_Work to complete_. Please return every record exactly as it appears.
Start of Given data
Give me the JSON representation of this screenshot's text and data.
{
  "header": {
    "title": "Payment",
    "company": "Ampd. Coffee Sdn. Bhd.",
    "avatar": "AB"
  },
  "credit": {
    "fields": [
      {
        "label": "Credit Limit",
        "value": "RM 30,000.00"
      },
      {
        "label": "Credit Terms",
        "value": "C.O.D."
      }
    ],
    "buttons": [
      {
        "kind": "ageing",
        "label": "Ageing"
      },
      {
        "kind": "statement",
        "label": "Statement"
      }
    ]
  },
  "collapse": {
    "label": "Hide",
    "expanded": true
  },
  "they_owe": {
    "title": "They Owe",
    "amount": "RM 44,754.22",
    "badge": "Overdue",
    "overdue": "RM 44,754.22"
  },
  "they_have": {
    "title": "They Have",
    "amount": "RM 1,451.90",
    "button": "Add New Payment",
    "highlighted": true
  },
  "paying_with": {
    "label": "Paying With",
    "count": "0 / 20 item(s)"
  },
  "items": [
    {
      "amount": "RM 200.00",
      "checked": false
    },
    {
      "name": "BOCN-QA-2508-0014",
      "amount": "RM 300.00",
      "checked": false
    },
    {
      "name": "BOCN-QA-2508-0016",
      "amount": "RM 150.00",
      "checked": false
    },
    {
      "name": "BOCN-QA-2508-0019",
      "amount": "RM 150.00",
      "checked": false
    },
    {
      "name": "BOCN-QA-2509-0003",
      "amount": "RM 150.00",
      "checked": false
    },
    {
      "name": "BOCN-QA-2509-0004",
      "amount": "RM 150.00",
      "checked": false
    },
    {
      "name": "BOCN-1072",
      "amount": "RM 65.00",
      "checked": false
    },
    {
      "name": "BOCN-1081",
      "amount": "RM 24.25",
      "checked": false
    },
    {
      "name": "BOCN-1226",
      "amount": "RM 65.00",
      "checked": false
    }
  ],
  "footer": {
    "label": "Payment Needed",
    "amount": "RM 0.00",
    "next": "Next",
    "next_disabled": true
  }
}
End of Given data
_Exercise response_.
Give me the JSON representation of this screenshot's text and data.
{
  "header": {
    "title": "Payment",
    "company": "Ampd. Coffee Sdn. Bhd.",
    "avatar": "AB"
  },
  "credit": {
    "fields": [
      {
        "label": "Credit Limit",
        "value": "RM 30,000.00"
      },
      {
        "label": "Credit Terms",
        "value": "C.O.D."
      }
    ],
    "buttons": [
      {
        "kind": "ageing",
        "label": "Ageing"
      },
      {
        "kind": "statement",
        "label": "Statement"
      }
    ]
  },
  "collapse": {
    "label": "Hide",
    "expanded": true
  },
  "they_owe": {
    "title": "They Owe",
    "amount": "RM 44,754.22",
    "badge": "Overdue",
    "overdue": "RM 44,754.22"
  },
  "they_have": {
    "title": "They Have",
    "amount": "RM 1,451.90",
    "button": "Add New Payment",
    "highlighted": true
  },
  "paying_with": {
    "label": "Paying With",
    "count": "0 / 20 item(s)"
  },
  "items": [
    {
      "amount": "RM 200.00",
      "checked": false
    },
    {
      "name": "BOCN-QA-2508-0014",
      "amount": "RM 300.00",
      "checked": false
    },
    {
      "name": "BOCN-QA-2508-0016",
      "amount": "RM 150.00",
      "checked": false
    },
    {
      "name": "BOCN-QA-2508-0019",
      "amount": "RM 150.00",
      "checked": false
    },
    {
      "name": "BOCN-QA-2509-0003",
      "amount": "RM 150.00",
      "checked": false
    },
    {
      "name": "BOCN-QA-2509-0004",
      "amount": "RM 150.00",
      "checked": false
    },
    {
      "name": "BOCN-1072",
      "amount": "RM 65.00",
      "checked": false
    },
    {
      "name": "BOCN-1081",
      "amount": "RM 24.25",
      "checked": false
    },
    {
      "name": "BOCN-1226",
      "amount": "RM 65.00",
      "checked": false
    }
  ],
  "footer": {
    "label": "Payment Needed",
    "amount": "RM 0.00",
    "next": "Next",
    "next_disabled": true
  }
}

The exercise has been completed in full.